- **REQUIRED WORK**:
The data below should be repeated exactly and in full.

[Website and app data records]
Segment Open
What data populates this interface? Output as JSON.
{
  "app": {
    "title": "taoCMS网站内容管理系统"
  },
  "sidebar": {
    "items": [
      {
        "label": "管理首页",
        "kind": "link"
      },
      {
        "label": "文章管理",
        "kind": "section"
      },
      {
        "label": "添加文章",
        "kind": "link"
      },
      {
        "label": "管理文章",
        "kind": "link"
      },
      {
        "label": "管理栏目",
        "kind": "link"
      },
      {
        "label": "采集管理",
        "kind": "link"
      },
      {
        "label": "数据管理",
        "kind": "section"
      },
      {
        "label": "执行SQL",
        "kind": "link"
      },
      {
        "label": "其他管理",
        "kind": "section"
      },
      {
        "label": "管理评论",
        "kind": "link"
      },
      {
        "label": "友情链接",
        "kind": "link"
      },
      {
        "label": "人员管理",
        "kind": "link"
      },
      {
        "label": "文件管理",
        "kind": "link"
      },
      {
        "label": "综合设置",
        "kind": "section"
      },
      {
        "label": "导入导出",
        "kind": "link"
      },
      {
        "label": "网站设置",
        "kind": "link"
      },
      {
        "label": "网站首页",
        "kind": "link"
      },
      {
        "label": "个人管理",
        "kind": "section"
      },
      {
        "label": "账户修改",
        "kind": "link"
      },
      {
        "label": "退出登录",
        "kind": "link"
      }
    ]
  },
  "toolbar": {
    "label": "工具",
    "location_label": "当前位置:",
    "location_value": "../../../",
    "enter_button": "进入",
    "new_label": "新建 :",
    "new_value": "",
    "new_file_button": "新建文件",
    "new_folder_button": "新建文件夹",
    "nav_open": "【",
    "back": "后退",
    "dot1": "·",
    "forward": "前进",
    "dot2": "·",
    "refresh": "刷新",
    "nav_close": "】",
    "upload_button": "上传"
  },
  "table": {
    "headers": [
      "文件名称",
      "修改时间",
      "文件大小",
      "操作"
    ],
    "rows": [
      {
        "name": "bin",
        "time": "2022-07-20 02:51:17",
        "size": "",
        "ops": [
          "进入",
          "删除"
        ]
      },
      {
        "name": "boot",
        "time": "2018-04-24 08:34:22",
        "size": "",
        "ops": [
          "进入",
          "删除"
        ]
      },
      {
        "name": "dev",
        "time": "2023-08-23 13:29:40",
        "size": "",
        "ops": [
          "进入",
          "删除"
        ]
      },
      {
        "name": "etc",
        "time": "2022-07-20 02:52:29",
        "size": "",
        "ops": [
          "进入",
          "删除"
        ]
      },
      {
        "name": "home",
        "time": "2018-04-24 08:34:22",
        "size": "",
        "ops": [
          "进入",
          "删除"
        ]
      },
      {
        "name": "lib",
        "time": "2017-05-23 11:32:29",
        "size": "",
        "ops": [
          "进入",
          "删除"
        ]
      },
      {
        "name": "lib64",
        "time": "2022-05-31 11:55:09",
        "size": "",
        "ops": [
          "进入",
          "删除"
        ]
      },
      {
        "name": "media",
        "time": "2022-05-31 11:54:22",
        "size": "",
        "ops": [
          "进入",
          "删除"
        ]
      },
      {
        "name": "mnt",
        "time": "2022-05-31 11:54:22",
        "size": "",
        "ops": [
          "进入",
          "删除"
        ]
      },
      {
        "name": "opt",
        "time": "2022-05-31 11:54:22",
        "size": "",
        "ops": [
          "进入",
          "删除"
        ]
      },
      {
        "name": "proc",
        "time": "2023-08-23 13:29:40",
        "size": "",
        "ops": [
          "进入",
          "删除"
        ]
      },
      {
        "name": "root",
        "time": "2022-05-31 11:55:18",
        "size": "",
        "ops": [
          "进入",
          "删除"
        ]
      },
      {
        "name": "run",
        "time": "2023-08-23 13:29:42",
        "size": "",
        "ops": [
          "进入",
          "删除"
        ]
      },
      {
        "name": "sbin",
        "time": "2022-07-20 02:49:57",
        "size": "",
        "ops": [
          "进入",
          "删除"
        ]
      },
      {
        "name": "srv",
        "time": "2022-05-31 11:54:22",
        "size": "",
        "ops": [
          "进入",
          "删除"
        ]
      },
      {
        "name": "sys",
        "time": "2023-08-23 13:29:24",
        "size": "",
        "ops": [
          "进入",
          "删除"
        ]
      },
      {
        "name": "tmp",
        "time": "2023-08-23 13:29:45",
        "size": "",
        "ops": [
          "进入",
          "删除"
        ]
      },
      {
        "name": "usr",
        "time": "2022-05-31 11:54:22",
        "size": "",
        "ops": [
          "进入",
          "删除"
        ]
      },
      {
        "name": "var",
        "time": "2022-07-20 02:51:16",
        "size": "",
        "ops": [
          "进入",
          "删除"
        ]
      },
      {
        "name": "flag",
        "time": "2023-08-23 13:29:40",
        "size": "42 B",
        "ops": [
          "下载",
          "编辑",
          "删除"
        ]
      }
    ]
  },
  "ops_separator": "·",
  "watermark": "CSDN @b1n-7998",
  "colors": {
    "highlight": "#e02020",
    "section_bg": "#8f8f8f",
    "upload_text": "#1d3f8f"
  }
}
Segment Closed
- **EXERCISE ANSWER**:
What data populates this interface? Output as JSON.
{
  "app": {
    "title": "taoCMS网站内容管理系统"
  },
  "sidebar": {
    "items": [
      {
        "label": "管理首页",
        "kind": "link"
      },
      {
        "label": "文章管理",
        "kind": "section"
      },
      {
        "label": "添加文章",
        "kind": "link"
      },
      {
        "label": "管理文章",
        "kind": "link"
      },
      {
        "label": "管理栏目",
        "kind": "link"
      },
      {
        "label": "采集管理",
        "kind": "link"
      },
      {
        "label": "数据管理",
        "kind": "section"
      },
      {
        "label": "执行SQL",
        "kind": "link"
      },
      {
        "label": "其他管理",
        "kind": "section"
      },
      {
        "label": "管理评论",
        "kind": "link"
      },
      {
        "label": "友情链接",
        "kind": "link"
      },
      {
        "label": "人员管理",
        "kind": "link"
      },
      {
        "label": "文件管理",
        "kind": "link"
      },
      {
        "label": "综合设置",
        "kind": "section"
      },
      {
        "label": "导入导出",
        "kind": "link"
      },
      {
        "label": "网站设置",
        "kind": "link"
      },
      {
        "label": "网站首页",
        "kind": "link"
      },
      {
        "label": "个人管理",
        "kind": "section"
      },
      {
        "label": "账户修改",
        "kind": "link"
      },
      {
        "label": "退出登录",
        "kind": "link"
      }
    ]
  },
  "toolbar": {
    "label": "工具",
    "location_label": "当前位置:",
    "location_value": "../../../",
    "enter_button": "进入",
    "new_label": "新建 :",
    "new_value": "",
    "new_file_button": "新建文件",
    "new_folder_button": "新建文件夹",
    "nav_open": "【",
    "back": "后退",
    "dot1": "·",
    "forward": "前进",
    "dot2": "·",
    "refresh": "刷新",
    "nav_close": "】",
    "upload_button": "上传"
  },
  "table": {
    "headers": [
      "文件名称",
      "修改时间",
      "文件大小",
      "操作"
    ],
    "rows": [
      {
        "name": "bin",
        "time": "2022-07-20 02:51:17",
        "size": "",
        "ops": [
          "进入",
          "删除"
        ]
      },
      {
        "name": "boot",
        "time": "2018-04-24 08:34:22",
        "size": "",
        "ops": [
          "进入",
          "删除"
        ]
      },
      {
        "name": "dev",
        "time": "2023-08-23 13:29:40",
        "size": "",
        "ops": [
          "进入",
          "删除"
        ]
      },
      {
        "name": "etc",
        "time": "2022-07-20 02:52:29",
        "size": "",
        "ops": [
          "进入",
          "删除"
        ]
      },
      {
        "name": "home",
        "time": "2018-04-24 08:34:22",
        "size": "",
        "ops": [
          "进入",
          "删除"
        ]
      },
      {
        "name": "lib",
        "time": "2017-05-23 11:32:29",
        "size": "",
        "ops": [
          "进入",
          "删除"
        ]
      },
      {
        "name": "lib64",
        "time": "2022-05-31 11:55:09",
        "size": "",
        "ops": [
          "进入",
          "删除"
        ]
      },
      {
        "name": "media",
        "time": "2022-05-31 11:54:22",
        "size": "",
        "ops": [
          "进入",
          "删除"
        ]
      },
      {
        "name": "mnt",
        "time": "2022-05-31 11:54:22",
        "size": "",
        "ops": [
          "进入",
          "删除"
        ]
      },
      {
        "name": "opt",
        "time": "2022-05-31 11:54:22",
        "size": "",
        "ops": [
          "进入",
          "删除"
        ]
      },
      {
        "name": "proc",
        "time": "2023-08-23 13:29:40",
        "size": "",
        "ops": [
          "进入",
          "删除"
        ]
      },
      {
        "name": "root",
        "time": "2022-05-31 11:55:18",
        "size": "",
        "ops": [
          "进入",
          "删除"
        ]
      },
      {
        "name": "run",
        "time": "2023-08-23 13:29:42",
        "size": "",
        "ops": [
          "进入",
          "删除"
        ]
      },
      {
        "name": "sbin",
        "time": "2022-07-20 02:49:57",
        "size": "",
        "ops": [
          "进入",
          "删除"
        ]
      },
      {
        "name": "srv",
        "time": "2022-05-31 11:54:22",
        "size": "",
        "ops": [
          "进入",
          "删除"
        ]
      },
      {
        "name": "sys",
        "time": "2023-08-23 13:29:24",
        "size": "",
        "ops": [
          "进入",
          "删除"
        ]
      },
      {
        "name": "tmp",
        "time": "2023-08-23 13:29:45",
        "size": "",
        "ops": [
          "进入",
          "删除"
        ]
      },
      {
        "name": "usr",
        "time": "2022-05-31 11:54:22",
        "size": "",
        "ops": [
          "进入",
          "删除"
        ]
      },
      {
        "name": "var",
        "time": "2022-07-20 02:51:16",
        "size": "",
        "ops": [
          "进入",
          "删除"
        ]
      },
      {
        "name": "flag",
        "time": "2023-08-23 13:29:40",
        "size": "42 B",
        "ops": [
          "下载",
          "编辑",
          "删除"
        ]
      }
    ]
  },
  "ops_separator": "·",
  "watermark": "CSDN @b1n-7998",
  "colors": {
    "highlight": "#e02020",
    "section_bg": "#8f8f8f",
    "upload_text": "#1d3f8f"
  }
}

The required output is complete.